**Problem to work on:**
Please print every record exactly as it stands, leaving out the pictures.
*** Material provided ***
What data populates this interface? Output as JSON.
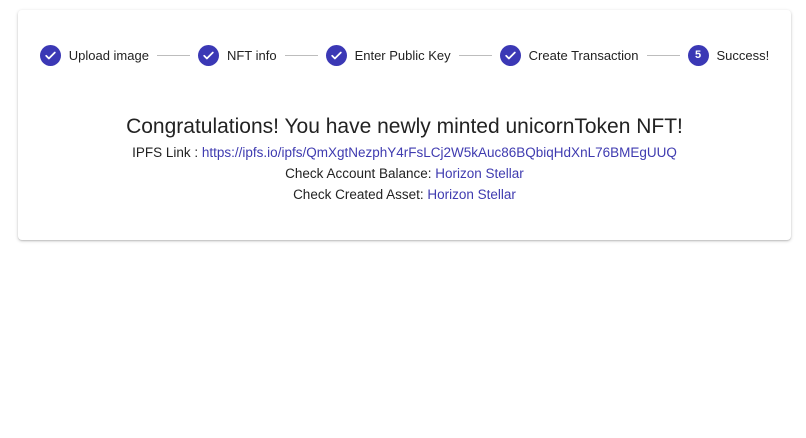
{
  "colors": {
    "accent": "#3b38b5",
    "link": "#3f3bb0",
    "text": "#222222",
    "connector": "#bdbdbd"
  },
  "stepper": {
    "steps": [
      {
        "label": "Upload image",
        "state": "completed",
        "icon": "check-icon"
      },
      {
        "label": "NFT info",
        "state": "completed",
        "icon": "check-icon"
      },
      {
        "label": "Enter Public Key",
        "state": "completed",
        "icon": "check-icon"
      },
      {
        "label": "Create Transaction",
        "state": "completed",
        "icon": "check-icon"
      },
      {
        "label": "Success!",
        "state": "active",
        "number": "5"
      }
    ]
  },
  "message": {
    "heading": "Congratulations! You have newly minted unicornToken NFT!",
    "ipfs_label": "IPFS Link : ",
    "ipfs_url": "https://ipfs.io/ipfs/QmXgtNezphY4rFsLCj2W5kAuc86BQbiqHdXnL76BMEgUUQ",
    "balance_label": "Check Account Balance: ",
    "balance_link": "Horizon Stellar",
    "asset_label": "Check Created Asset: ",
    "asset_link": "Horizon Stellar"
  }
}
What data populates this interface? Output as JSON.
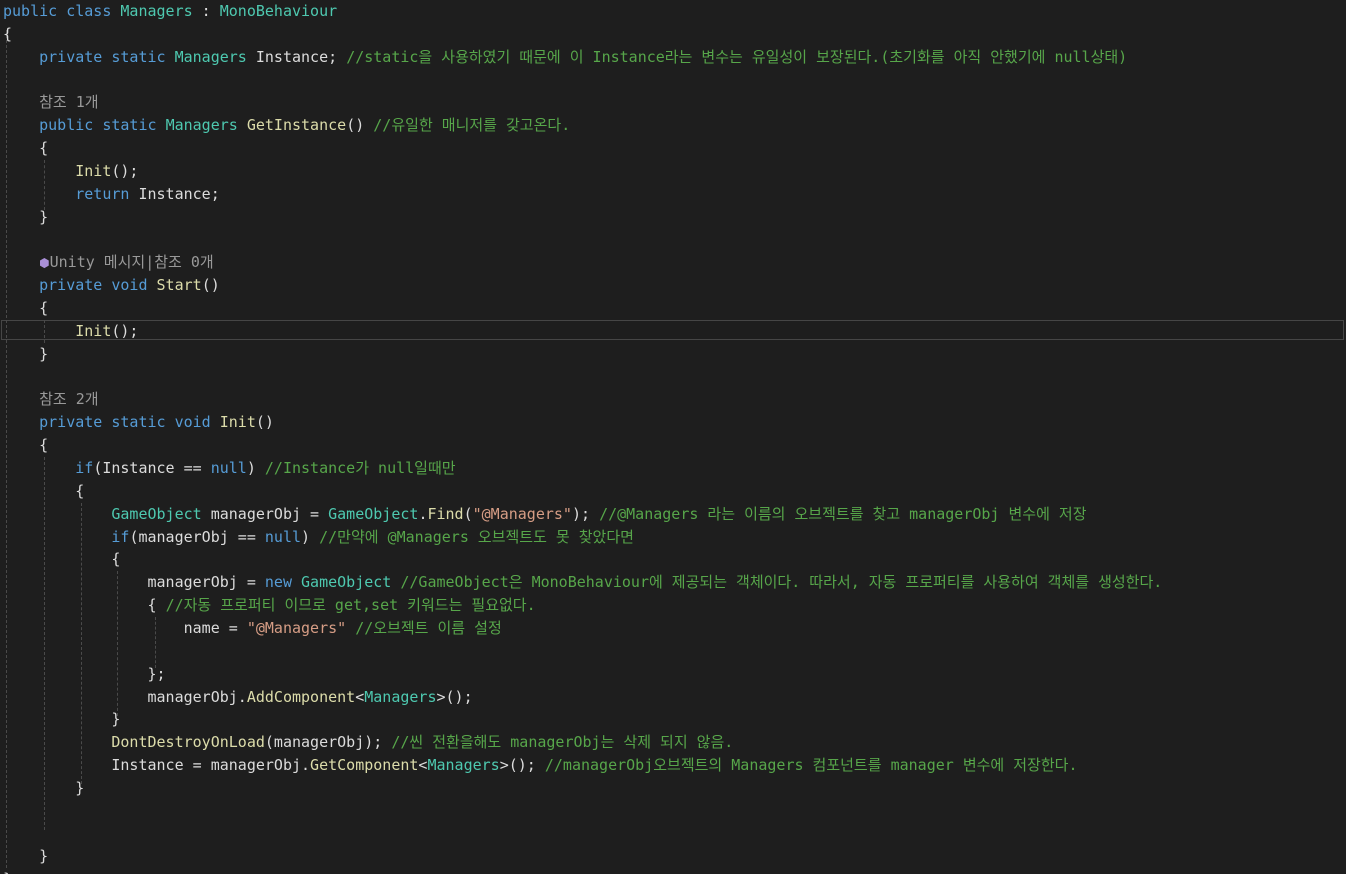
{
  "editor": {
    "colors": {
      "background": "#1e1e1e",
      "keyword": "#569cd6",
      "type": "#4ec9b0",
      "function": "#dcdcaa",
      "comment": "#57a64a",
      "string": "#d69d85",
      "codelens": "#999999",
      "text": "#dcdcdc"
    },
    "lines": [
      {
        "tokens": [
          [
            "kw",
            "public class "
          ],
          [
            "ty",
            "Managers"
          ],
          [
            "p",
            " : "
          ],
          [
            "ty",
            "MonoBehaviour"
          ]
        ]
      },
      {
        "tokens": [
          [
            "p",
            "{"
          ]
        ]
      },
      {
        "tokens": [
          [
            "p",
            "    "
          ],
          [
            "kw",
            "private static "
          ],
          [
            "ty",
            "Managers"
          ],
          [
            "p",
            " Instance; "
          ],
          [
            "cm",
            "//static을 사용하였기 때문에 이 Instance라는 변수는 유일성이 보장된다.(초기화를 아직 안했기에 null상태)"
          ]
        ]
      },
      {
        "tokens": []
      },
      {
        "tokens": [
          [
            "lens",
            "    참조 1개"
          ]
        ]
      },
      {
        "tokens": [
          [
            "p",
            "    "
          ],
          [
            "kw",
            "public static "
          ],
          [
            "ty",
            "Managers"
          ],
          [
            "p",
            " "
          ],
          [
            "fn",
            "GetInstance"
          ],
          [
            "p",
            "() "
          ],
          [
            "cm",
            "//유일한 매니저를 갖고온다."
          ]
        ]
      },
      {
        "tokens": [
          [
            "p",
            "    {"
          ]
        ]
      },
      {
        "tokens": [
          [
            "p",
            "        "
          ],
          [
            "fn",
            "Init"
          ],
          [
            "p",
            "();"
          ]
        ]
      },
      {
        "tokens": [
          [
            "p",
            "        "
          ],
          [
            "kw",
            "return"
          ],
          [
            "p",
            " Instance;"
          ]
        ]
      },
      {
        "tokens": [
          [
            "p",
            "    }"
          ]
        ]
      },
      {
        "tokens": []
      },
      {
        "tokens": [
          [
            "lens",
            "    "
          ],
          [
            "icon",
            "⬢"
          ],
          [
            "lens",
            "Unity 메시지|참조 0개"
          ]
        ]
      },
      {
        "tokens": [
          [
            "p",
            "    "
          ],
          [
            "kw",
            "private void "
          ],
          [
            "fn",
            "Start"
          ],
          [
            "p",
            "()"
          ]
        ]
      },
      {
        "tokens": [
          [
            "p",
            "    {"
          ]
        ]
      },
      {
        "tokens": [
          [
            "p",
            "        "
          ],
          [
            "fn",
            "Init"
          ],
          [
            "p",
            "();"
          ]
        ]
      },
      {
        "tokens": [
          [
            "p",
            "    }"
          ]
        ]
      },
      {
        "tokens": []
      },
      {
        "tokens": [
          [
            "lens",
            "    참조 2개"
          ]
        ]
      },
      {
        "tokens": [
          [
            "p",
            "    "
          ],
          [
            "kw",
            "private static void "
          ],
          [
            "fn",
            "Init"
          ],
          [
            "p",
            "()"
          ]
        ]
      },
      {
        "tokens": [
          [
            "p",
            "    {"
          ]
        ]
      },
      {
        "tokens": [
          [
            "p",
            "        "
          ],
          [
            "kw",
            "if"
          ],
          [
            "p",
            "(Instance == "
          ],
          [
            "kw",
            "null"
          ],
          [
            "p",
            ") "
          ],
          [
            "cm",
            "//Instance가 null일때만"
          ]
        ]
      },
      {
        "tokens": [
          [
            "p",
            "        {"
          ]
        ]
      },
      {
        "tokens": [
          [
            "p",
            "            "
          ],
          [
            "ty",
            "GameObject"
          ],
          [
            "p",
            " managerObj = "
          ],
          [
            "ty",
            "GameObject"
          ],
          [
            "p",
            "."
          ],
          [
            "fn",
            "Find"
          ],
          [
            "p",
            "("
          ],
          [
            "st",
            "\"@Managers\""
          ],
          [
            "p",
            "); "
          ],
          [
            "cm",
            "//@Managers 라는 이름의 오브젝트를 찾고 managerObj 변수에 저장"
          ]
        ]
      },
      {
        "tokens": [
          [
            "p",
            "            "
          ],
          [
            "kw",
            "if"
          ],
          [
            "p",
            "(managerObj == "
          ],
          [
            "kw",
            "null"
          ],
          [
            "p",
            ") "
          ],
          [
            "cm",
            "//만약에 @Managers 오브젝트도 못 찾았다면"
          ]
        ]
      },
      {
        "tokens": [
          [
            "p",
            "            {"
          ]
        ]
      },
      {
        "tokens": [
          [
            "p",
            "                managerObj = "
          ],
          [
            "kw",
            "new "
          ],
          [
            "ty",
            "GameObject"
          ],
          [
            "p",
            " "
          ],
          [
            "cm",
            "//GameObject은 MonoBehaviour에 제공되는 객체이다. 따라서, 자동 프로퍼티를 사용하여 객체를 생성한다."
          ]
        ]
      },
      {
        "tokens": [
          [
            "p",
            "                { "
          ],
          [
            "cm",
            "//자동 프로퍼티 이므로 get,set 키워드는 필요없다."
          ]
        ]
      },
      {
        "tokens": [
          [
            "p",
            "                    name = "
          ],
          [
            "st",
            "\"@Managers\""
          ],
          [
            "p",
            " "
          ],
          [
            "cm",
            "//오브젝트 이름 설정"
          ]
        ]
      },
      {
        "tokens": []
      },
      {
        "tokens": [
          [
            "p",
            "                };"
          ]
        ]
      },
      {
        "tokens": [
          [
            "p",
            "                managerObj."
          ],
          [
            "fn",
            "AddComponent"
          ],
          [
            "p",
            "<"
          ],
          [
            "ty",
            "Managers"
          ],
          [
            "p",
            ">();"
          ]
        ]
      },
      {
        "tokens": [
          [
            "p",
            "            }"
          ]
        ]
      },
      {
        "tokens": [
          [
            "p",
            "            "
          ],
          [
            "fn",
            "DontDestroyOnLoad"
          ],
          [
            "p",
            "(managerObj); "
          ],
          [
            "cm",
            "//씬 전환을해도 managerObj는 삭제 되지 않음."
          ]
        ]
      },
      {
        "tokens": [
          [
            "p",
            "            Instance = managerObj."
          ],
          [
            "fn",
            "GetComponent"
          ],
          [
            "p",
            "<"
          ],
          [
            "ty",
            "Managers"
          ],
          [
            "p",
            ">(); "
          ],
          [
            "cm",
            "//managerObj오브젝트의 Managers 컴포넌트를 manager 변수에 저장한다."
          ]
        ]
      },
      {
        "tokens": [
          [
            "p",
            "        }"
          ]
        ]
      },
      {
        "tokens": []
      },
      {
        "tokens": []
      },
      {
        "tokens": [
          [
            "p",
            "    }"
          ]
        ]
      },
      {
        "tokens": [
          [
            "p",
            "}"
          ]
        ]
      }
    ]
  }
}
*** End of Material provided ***
**Task output:**
What data populates this interface? Output as JSON.
{
  "colors": {
    "accent": "#3b38b5",
    "link": "#3f3bb0",
    "text": "#222222",
    "connector": "#bdbdbd"
  },
  "stepper": {
    "steps": [
      {
        "label": "Upload image",
        "state": "completed",
        "icon": "check-icon"
      },
      {
        "label": "NFT info",
        "state": "completed",
        "icon": "check-icon"
      },
      {
        "label": "Enter Public Key",
        "state": "completed",
        "icon": "check-icon"
      },
      {
        "label": "Create Transaction",
        "state": "completed",
        "icon": "check-icon"
      },
      {
        "label": "Success!",
        "state": "active",
        "number": "5"
      }
    ]
  },
  "message": {
    "heading": "Congratulations! You have newly minted unicornToken NFT!",
    "ipfs_label": "IPFS Link : ",
    "ipfs_url": "https://ipfs.io/ipfs/QmXgtNezphY4rFsLCj2W5kAuc86BQbiqHdXnL76BMEgUUQ",
    "balance_label": "Check Account Balance: ",
    "balance_link": "Horizon Stellar",
    "asset_label": "Check Created Asset: ",
    "asset_link": "Horizon Stellar"
  }
}
What data populates this interface? Output as JSON.
{
  "editor": {
    "colors": {
      "background": "#1e1e1e",
      "keyword": "#569cd6",
      "type": "#4ec9b0",
      "function": "#dcdcaa",
      "comment": "#57a64a",
      "string": "#d69d85",
      "codelens": "#999999",
      "text": "#dcdcdc"
    },
    "lines": [
      {
        "tokens": [
          [
            "kw",
            "public class "
          ],
          [
            "ty",
            "Managers"
          ],
          [
            "p",
            " : "
          ],
          [
            "ty",
            "MonoBehaviour"
          ]
        ]
      },
      {
        "tokens": [
          [
            "p",
            "{"
          ]
        ]
      },
      {
        "tokens": [
          [
            "p",
            "    "
          ],
          [
            "kw",
            "private static "
          ],
          [
            "ty",
            "Managers"
          ],
          [
            "p",
            " Instance; "
          ],
          [
            "cm",
            "//static을 사용하였기 때문에 이 Instance라는 변수는 유일성이 보장된다.(초기화를 아직 안했기에 null상태)"
          ]
        ]
      },
      {
        "tokens": []
      },
      {
        "tokens": [
          [
            "lens",
            "    참조 1개"
          ]
        ]
      },
      {
        "tokens": [
          [
            "p",
            "    "
          ],
          [
            "kw",
            "public static "
          ],
          [
            "ty",
            "Managers"
          ],
          [
            "p",
            " "
          ],
          [
            "fn",
            "GetInstance"
          ],
          [
            "p",
            "() "
          ],
          [
            "cm",
            "//유일한 매니저를 갖고온다."
          ]
        ]
      },
      {
        "tokens": [
          [
            "p",
            "    {"
          ]
        ]
      },
      {
        "tokens": [
          [
            "p",
            "        "
          ],
          [
            "fn",
            "Init"
          ],
          [
            "p",
            "();"
          ]
        ]
      },
      {
        "tokens": [
          [
            "p",
            "        "
          ],
          [
            "kw",
            "return"
          ],
          [
            "p",
            " Instance;"
          ]
        ]
      },
      {
        "tokens": [
          [
            "p",
            "    }"
          ]
        ]
      },
      {
        "tokens": []
      },
      {
        "tokens": [
          [
            "lens",
            "    "
          ],
          [
            "icon",
            "⬢"
          ],
          [
            "lens",
            "Unity 메시지|참조 0개"
          ]
        ]
      },
      {
        "tokens": [
          [
            "p",
            "    "
          ],
          [
            "kw",
            "private void "
          ],
          [
            "fn",
            "Start"
          ],
          [
            "p",
            "()"
          ]
        ]
      },
      {
        "tokens": [
          [
            "p",
            "    {"
          ]
        ]
      },
      {
        "tokens": [
          [
            "p",
            "        "
          ],
          [
            "fn",
            "Init"
          ],
          [
            "p",
            "();"
          ]
        ]
      },
      {
        "tokens": [
          [
            "p",
            "    }"
          ]
        ]
      },
      {
        "tokens": []
      },
      {
        "tokens": [
          [
            "lens",
            "    참조 2개"
          ]
        ]
      },
      {
        "tokens": [
          [
            "p",
            "    "
          ],
          [
            "kw",
            "private static void "
          ],
          [
            "fn",
            "Init"
          ],
          [
            "p",
            "()"
          ]
        ]
      },
      {
        "tokens": [
          [
            "p",
            "    {"
          ]
        ]
      },
      {
        "tokens": [
          [
            "p",
            "        "
          ],
          [
            "kw",
            "if"
          ],
          [
            "p",
            "(Instance == "
          ],
          [
            "kw",
            "null"
          ],
          [
            "p",
            ") "
          ],
          [
            "cm",
            "//Instance가 null일때만"
          ]
        ]
      },
      {
        "tokens": [
          [
            "p",
            "        {"
          ]
        ]
      },
      {
        "tokens": [
          [
            "p",
            "            "
          ],
          [
            "ty",
            "GameObject"
          ],
          [
            "p",
            " managerObj = "
          ],
          [
            "ty",
            "GameObject"
          ],
          [
            "p",
            "."
          ],
          [
            "fn",
            "Find"
          ],
          [
            "p",
            "("
          ],
          [
            "st",
            "\"@Managers\""
          ],
          [
            "p",
            "); "
          ],
          [
            "cm",
            "//@Managers 라는 이름의 오브젝트를 찾고 managerObj 변수에 저장"
          ]
        ]
      },
      {
        "tokens": [
          [
            "p",
            "            "
          ],
          [
            "kw",
            "if"
          ],
          [
            "p",
            "(managerObj == "
          ],
          [
            "kw",
            "null"
          ],
          [
            "p",
            ") "
          ],
          [
            "cm",
            "//만약에 @Managers 오브젝트도 못 찾았다면"
          ]
        ]
      },
      {
        "tokens": [
          [
            "p",
            "            {"
          ]
        ]
      },
      {
        "tokens": [
          [
            "p",
            "                managerObj = "
          ],
          [
            "kw",
            "new "
          ],
          [
            "ty",
            "GameObject"
          ],
          [
            "p",
            " "
          ],
          [
            "cm",
            "//GameObject은 MonoBehaviour에 제공되는 객체이다. 따라서, 자동 프로퍼티를 사용하여 객체를 생성한다."
          ]
        ]
      },
      {
        "tokens": [
          [
            "p",
            "                { "
          ],
          [
            "cm",
            "//자동 프로퍼티 이므로 get,set 키워드는 필요없다."
          ]
        ]
      },
      {
        "tokens": [
          [
            "p",
            "                    name = "
          ],
          [
            "st",
            "\"@Managers\""
          ],
          [
            "p",
            " "
          ],
          [
            "cm",
            "//오브젝트 이름 설정"
          ]
        ]
      },
      {
        "tokens": []
      },
      {
        "tokens": [
          [
            "p",
            "                };"
          ]
        ]
      },
      {
        "tokens": [
          [
            "p",
            "                managerObj."
          ],
          [
            "fn",
            "AddComponent"
          ],
          [
            "p",
            "<"
          ],
          [
            "ty",
            "Managers"
          ],
          [
            "p",
            ">();"
          ]
        ]
      },
      {
        "tokens": [
          [
            "p",
            "            }"
          ]
        ]
      },
      {
        "tokens": [
          [
            "p",
            "            "
          ],
          [
            "fn",
            "DontDestroyOnLoad"
          ],
          [
            "p",
            "(managerObj); "
          ],
          [
            "cm",
            "//씬 전환을해도 managerObj는 삭제 되지 않음."
          ]
        ]
      },
      {
        "tokens": [
          [
            "p",
            "            Instance = managerObj."
          ],
          [
            "fn",
            "GetComponent"
          ],
          [
            "p",
            "<"
          ],
          [
            "ty",
            "Managers"
          ],
          [
            "p",
            ">(); "
          ],
          [
            "cm",
            "//managerObj오브젝트의 Managers 컴포넌트를 manager 변수에 저장한다."
          ]
        ]
      },
      {
        "tokens": [
          [
            "p",
            "        }"
          ]
        ]
      },
      {
        "tokens": []
      },
      {
        "tokens": []
      },
      {
        "tokens": [
          [
            "p",
            "    }"
          ]
        ]
      },
      {
        "tokens": [
          [
            "p",
            "}"
          ]
        ]
      }
    ]
  }
}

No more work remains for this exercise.